Arrests as Vietnam breaks up rally against China’s ‘invasion’ of Paracel islands
Vietnamese police on Thursday scuffled with activists marking the 1974 Chinese invasion of a disputed island chain as they arrested several people and dispersed journalists.
About 100 people gathered in central Hanoi for the 43rd anniversary of the Chinese takeover of the Paracel islands in the South China Sea - territory claimed by both nations that remains a diplomatic flashpoint.
In a rare act of public defiance in the communist nation, activists chanted “Down with the invaders!” and held banners against the “age-old enemy” near the capital’s Hoan Kiem Lake.

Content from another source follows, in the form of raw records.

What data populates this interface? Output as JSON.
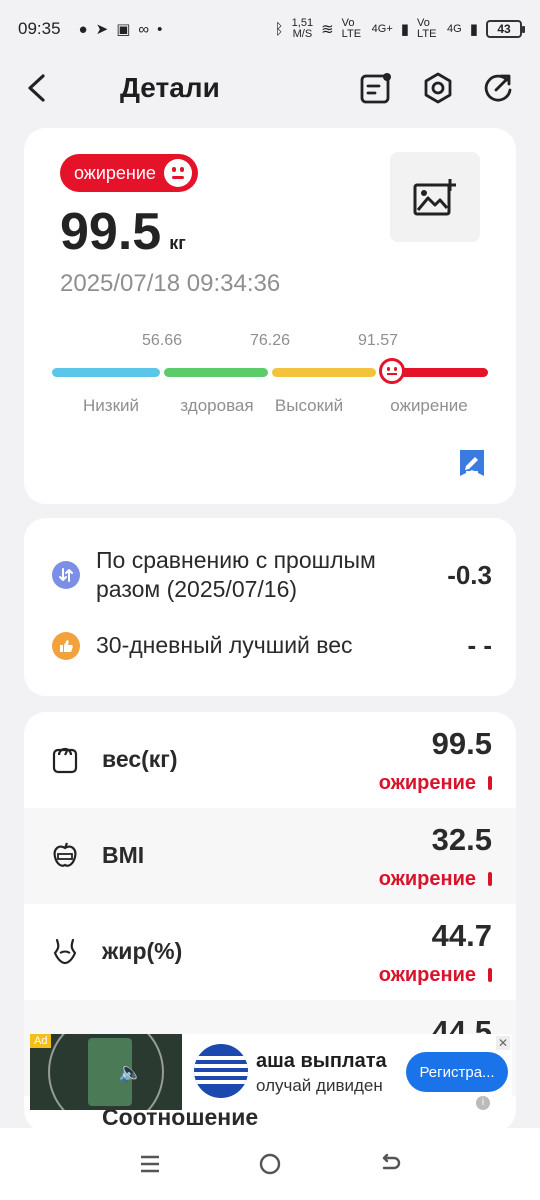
{
  "status_bar": {
    "time": "09:35",
    "net_speed": "1,51",
    "net_unit": "M/S",
    "volte1": "Vo LTE",
    "net1": "4G+",
    "volte2": "Vo LTE",
    "net2": "4G",
    "battery": "43"
  },
  "header": {
    "title": "Детали",
    "icons": [
      "back-arrow-icon",
      "report-icon",
      "settings-hexagon-icon",
      "share-refresh-icon"
    ]
  },
  "summary": {
    "badge_label": "ожирение",
    "weight": "99.5",
    "unit": "кг",
    "datetime": "2025/07/18 09:34:36",
    "scale": {
      "thresholds": [
        "56.66",
        "76.26",
        "91.57"
      ],
      "categories": [
        "Низкий",
        "здоровая",
        "Высокий",
        "ожирение"
      ],
      "colors": [
        "#5bc6e8",
        "#5ccb6a",
        "#f4c33e",
        "#e5132a"
      ],
      "current_position_fraction": 0.78
    }
  },
  "comparison": {
    "prev_label": "По сравнению с прошлым разом (2025/07/16)",
    "prev_value": "-0.3",
    "best_label": "30-дневный лучший вес",
    "best_value": "- -"
  },
  "metrics": [
    {
      "label": "вес(кг)",
      "value": "99.5",
      "status": "ожирение",
      "icon": "scale-icon"
    },
    {
      "label": "BMI",
      "value": "32.5",
      "status": "ожирение",
      "icon": "apple-tape-icon"
    },
    {
      "label": "жир(%)",
      "value": "44.7",
      "status": "ожирение",
      "icon": "body-fat-icon"
    },
    {
      "label": "Соотношение",
      "value": "44.5",
      "icon": "ratio-icon"
    }
  ],
  "ad": {
    "tag": "Ad",
    "title": "аша выплата ",
    "subtitle": "олучай дивиден",
    "cta": "Регистра..."
  },
  "colors": {
    "accent_red": "#e5132a",
    "card_bg": "#ffffff",
    "page_bg": "#f2f2f4"
  }
}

Plainclothes police swiftly swooped in, snatching banners away and hauling at least a dozen people into a nearby bus.
Journalists were unceremoniously ordered to leave the scene and turn off cameras.

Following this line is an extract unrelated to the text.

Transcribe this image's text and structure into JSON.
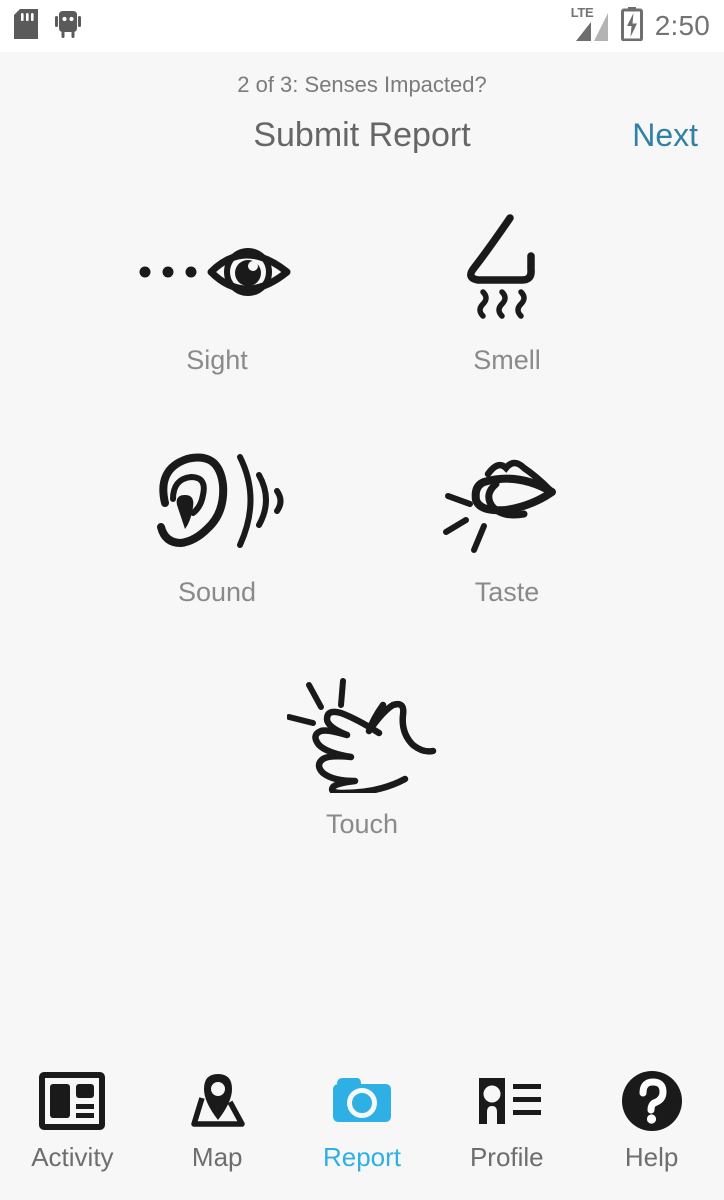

Though Hanoi and Beijing routinely trade barbs over contested territory in the South China Sea, Vietnam often breaks up anti-China protests to avoid stoking anger from regional powerhouse China.
The Paracels remain a bitter bone of contention between the neighbours.
China has controlled the islands since invading them shortly after US-backed Vietnamese soldiers withdrew in 1974.
The attack left 70 Vietnamese soldiers dead.
Activists called on Vietnam to take a tougher stance with China.
“I think Vietnam must be determined towards China... to get back Hoang Sa and Truong Sa Islands,” said activist Pham Van Troi, 46, using Vietnamese names for the Paracels and the nearby Spratly islands, which are also disputed.
Beijing lays claim to virtually all of the South China Sea, and has built up islands capable of hosting military installations.
The Philippines, Vietnam, Malaysia, Brunei and Taiwan have also sparred with Beijing over territory in the disputed waterway.
Tensions have eased slightly in recent months but the issue remains a potential global flashpoint.
In 2014 China moved a controversial oil rig into contested territory, prompting deadly riots in Vietnam.
Last week Chinese state media reacted with fury to comments by US secretary of state nominee Rex Tillerson that he would seek to deny Beijing access to the artificial islands it has built up in the contested sea.